In early 1941, after President Roosevelt had convinced congress that America should increase it's air force to 50,000 airplanes and become the "Arsenal of Democracy" for Europe, I had been transferred to Tulsa from Santa Monica, California by Douglas Aircraft Company. I was to be the B-24 Project Tooling Engineer and work in a new plant Douglas was building to construct Liberator bombers. They would be built at an unheard of rate of one bomber every hour. In fact I was living in Tulsa on December 7th, 1941 when WWII started. I wanted to see the plant again and tell my sons about my work.
It was a late Sunday afternoon, when I noticed that the town of Porum where my mother was born was about 95 miles south of Route 44. With an unexpected but characteristic impulse, I decided to drive through the town and take some pictures to show my mother where she was born.

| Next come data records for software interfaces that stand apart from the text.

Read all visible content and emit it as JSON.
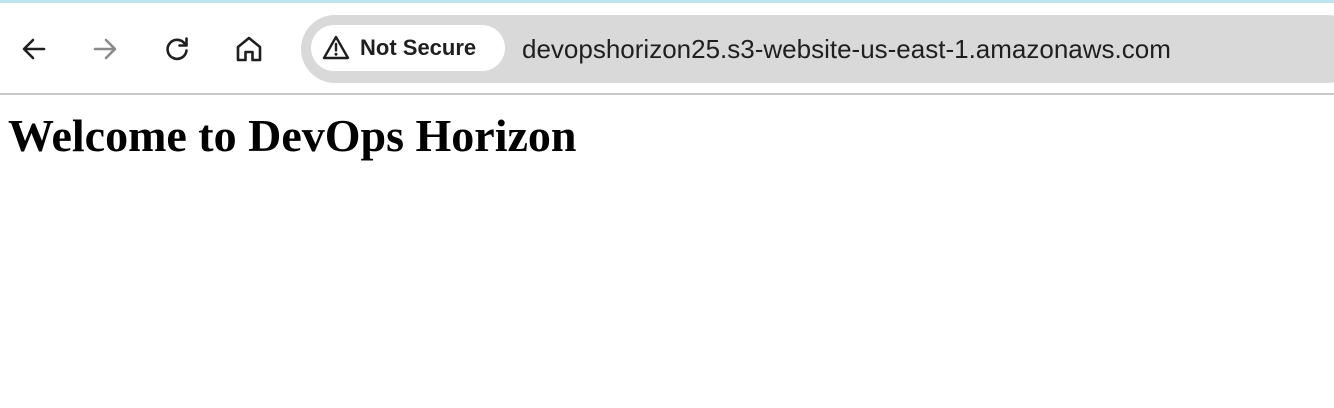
{
  "browser": {
    "nav": {
      "back_icon": "arrow-left-icon",
      "forward_icon": "arrow-right-icon",
      "reload_icon": "reload-icon",
      "home_icon": "home-icon"
    },
    "address_bar": {
      "security_icon": "warning-triangle-icon",
      "security_label": "Not Secure",
      "url": "devopshorizon25.s3-website-us-east-1.amazonaws.com"
    },
    "colors": {
      "accent_line": "#bfe6ee",
      "omnibox_bg": "#d9d9d9",
      "icon_active": "#1f1f1f",
      "icon_disabled": "#8a8a8a"
    }
  },
  "page": {
    "heading": "Welcome to DevOps Horizon"
  }
}
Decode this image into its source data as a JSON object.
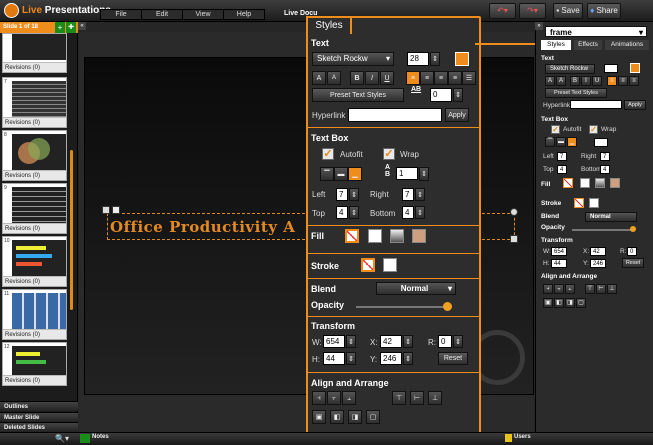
{
  "app": {
    "title_a": "Live",
    "title_b": " Presentations"
  },
  "menu": [
    "File",
    "Edit",
    "View",
    "Help"
  ],
  "doc_title": "Live Docu",
  "toolbar": {
    "save": "Save",
    "share": "Share"
  },
  "left_panel": {
    "header": "Slide 1 of 18",
    "slides": [
      {
        "num": "",
        "rev": "Revisions (0)"
      },
      {
        "num": "7",
        "rev": "Revisions (0)"
      },
      {
        "num": "8",
        "rev": "Revisions (0)"
      },
      {
        "num": "9",
        "rev": "Revisions (0)"
      },
      {
        "num": "10",
        "rev": "Revisions (0)"
      },
      {
        "num": "11",
        "rev": "Revisions (0)"
      },
      {
        "num": "12",
        "rev": "Revisions (0)"
      }
    ],
    "sections": [
      "Outlines",
      "Master Slide",
      "Deleted Slides"
    ]
  },
  "canvas": {
    "text": "Office Productivity A"
  },
  "styles_panel": {
    "tab": "Styles",
    "text": {
      "heading": "Text",
      "font": "Sketch Rockw",
      "size": "28",
      "preset": "Preset Text Styles",
      "spacing": "0",
      "hyperlink_label": "Hyperlink",
      "apply": "Apply",
      "color": "#ef8d1c",
      "bold": "B",
      "italic": "I",
      "underline": "U",
      "grow": "A",
      "shrink": "A",
      "spacing_icon": "AB"
    },
    "textbox": {
      "heading": "Text Box",
      "autofit": "Autofit",
      "wrap": "Wrap",
      "columns": "1",
      "left_label": "Left",
      "left": "7",
      "right_label": "Right",
      "right": "7",
      "top_label": "Top",
      "top": "4",
      "bottom_label": "Bottom",
      "bottom": "4"
    },
    "fill": {
      "heading": "Fill"
    },
    "stroke": {
      "heading": "Stroke"
    },
    "blend": {
      "heading": "Blend",
      "mode": "Normal",
      "opacity_label": "Opacity",
      "opacity": 1.0
    },
    "transform": {
      "heading": "Transform",
      "w_label": "W:",
      "w": "654",
      "h_label": "H:",
      "h": "44",
      "x_label": "X:",
      "x": "42",
      "y_label": "Y:",
      "y": "246",
      "r_label": "R:",
      "r": "0",
      "reset": "Reset"
    },
    "align": {
      "heading": "Align and Arrange"
    }
  },
  "right_panel": {
    "object": "frame",
    "tabs": [
      "Styles",
      "Effects",
      "Animations"
    ],
    "text_heading": "Text",
    "font": "Sketch Rockw",
    "preset": "Preset Text Styles",
    "hyperlink": "Hyperlink",
    "apply": "Apply",
    "textbox_heading": "Text Box",
    "autofit": "Autofit",
    "wrap": "Wrap",
    "left_label": "Left",
    "left": "7",
    "right_label": "Right",
    "right": "7",
    "top_label": "Top",
    "top": "4",
    "bottom_label": "Bottom",
    "bottom": "4",
    "fill": "Fill",
    "stroke": "Stroke",
    "blend": "Blend",
    "mode": "Normal",
    "opacity": "Opacity",
    "transform": "Transform",
    "w_label": "W:",
    "w": "654",
    "h_label": "H:",
    "h": "44",
    "x_label": "X:",
    "x": "42",
    "y_label": "Y:",
    "y": "246",
    "r_label": "R:",
    "r": "0",
    "reset": "Reset",
    "align": "Align and Arrange"
  },
  "bottom": {
    "notes": "Notes",
    "users": "Users"
  }
}
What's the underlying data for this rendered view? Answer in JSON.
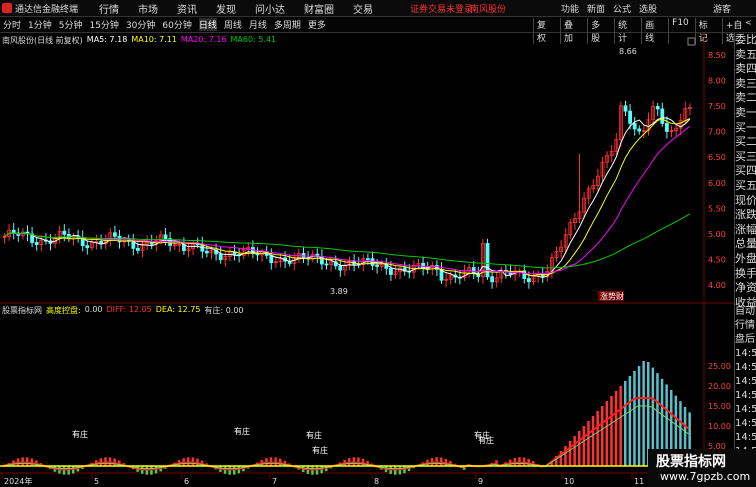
{
  "app": {
    "name": "通达信金融终端"
  },
  "menu": [
    "行情",
    "市场",
    "资讯",
    "发现",
    "问小达",
    "财富圈",
    "交易"
  ],
  "header": {
    "warning": "证券交易未登录",
    "stock": "南风股份"
  },
  "right_menu": [
    "功能",
    "新面",
    "公式",
    "选股"
  ],
  "guest": "游客",
  "periods": [
    "分时",
    "1分钟",
    "5分钟",
    "15分钟",
    "30分钟",
    "60分钟",
    "日线",
    "周线",
    "月线",
    "多周期",
    "更多"
  ],
  "active_period": "日线",
  "tools": [
    "复权",
    "叠加",
    "多股",
    "统计",
    "画线",
    "F10",
    "标记",
    "+自选"
  ],
  "pager": "<",
  "legend": {
    "title": "南风股份(日线 前复权)",
    "ma5": "MA5: 7.18",
    "ma10": "MA10: 7.11",
    "ma20": "MA20: 7.16",
    "ma60": "MA60: 5.41"
  },
  "colors": {
    "ma5": "#ffffff",
    "ma10": "#ffff00",
    "ma20": "#ff00ff",
    "ma60": "#00c800",
    "up": "#ff3232",
    "down": "#54ffff"
  },
  "y_axis": [
    "8.50",
    "8.00",
    "7.50",
    "7.00",
    "6.50",
    "6.00",
    "5.50",
    "5.00",
    "4.50",
    "4.00"
  ],
  "price_annotations": {
    "high": "8.66",
    "low": "3.89",
    "tag": "涨势财"
  },
  "indicator": {
    "title": "股票指标网",
    "control_label": "高度控盘:",
    "control_value": "0.00",
    "diff": "DIFF: 12.05",
    "dea": "DEA: 12.75",
    "youzhuang": "有庄: 0.00",
    "y_axis": [
      "25.00",
      "20.00",
      "15.00",
      "10.00",
      "5.00",
      "0.00"
    ],
    "labels": [
      "有庄",
      "有庄",
      "有庄",
      "有庄",
      "有庄",
      "有庄"
    ]
  },
  "x_axis": [
    "2024年",
    "5",
    "6",
    "7",
    "8",
    "9",
    "10",
    "11"
  ],
  "side_panel": [
    "委比",
    "卖五",
    "卖四",
    "卖三",
    "卖二",
    "卖一",
    "买一",
    "买二",
    "买三",
    "买四",
    "买五",
    "现价",
    "涨跌",
    "涨幅",
    "总量",
    "外盘",
    "换手",
    "净资",
    "收益"
  ],
  "side_panel2": [
    "自动",
    "行情",
    "盘后",
    "14:50",
    "14:50",
    "14:50",
    "14:50",
    "14:50",
    "14:50",
    "14:50",
    "14:50"
  ],
  "watermark": {
    "line1": "股票指标网",
    "line2": "www.7gpzb.com"
  }
}
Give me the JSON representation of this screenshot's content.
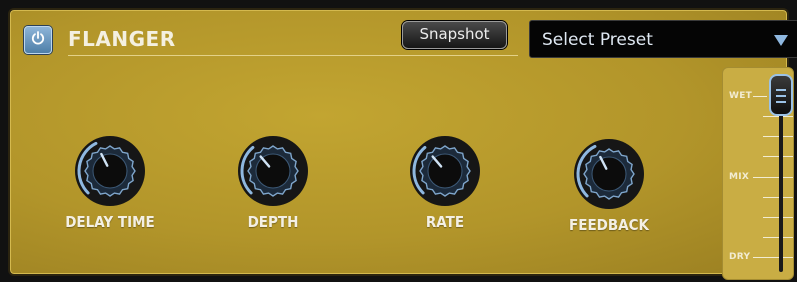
{
  "plugin": {
    "title": "FLANGER",
    "power_on": true,
    "power_icon": "power-icon"
  },
  "header": {
    "snapshot_label": "Snapshot",
    "preset_select": {
      "selected": "Select Preset",
      "arrow_icon": "chevron-down-icon"
    }
  },
  "knobs": [
    {
      "label": "DELAY TIME",
      "value": 0.4
    },
    {
      "label": "DEPTH",
      "value": 0.35
    },
    {
      "label": "RATE",
      "value": 0.35
    },
    {
      "label": "FEEDBACK",
      "value": 0.4
    }
  ],
  "mix": {
    "labels": {
      "wet": "WET",
      "mix": "MIX",
      "dry": "DRY"
    },
    "value": 1.0
  },
  "colors": {
    "panel": "#b69a2c",
    "accent_blue": "#8fb8e0",
    "label_text": "#f4f0e4"
  }
}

She had never been back to Porum since she was a very small girl. I thought with some luck we might find other information, maybe even the grave of my grandfather, William Freeman Keith.
Porum, Oklahoma was a typical small western town that hadn't changed much since the devastating dust bowl years of 1930s. It had survived the dust bowl migration, but little else could be said for the town. One main street with some old stores on each side of the street, and of course, mostly closed on Sunday afternoon.
Main Street of Porum, Oklahoma about 1970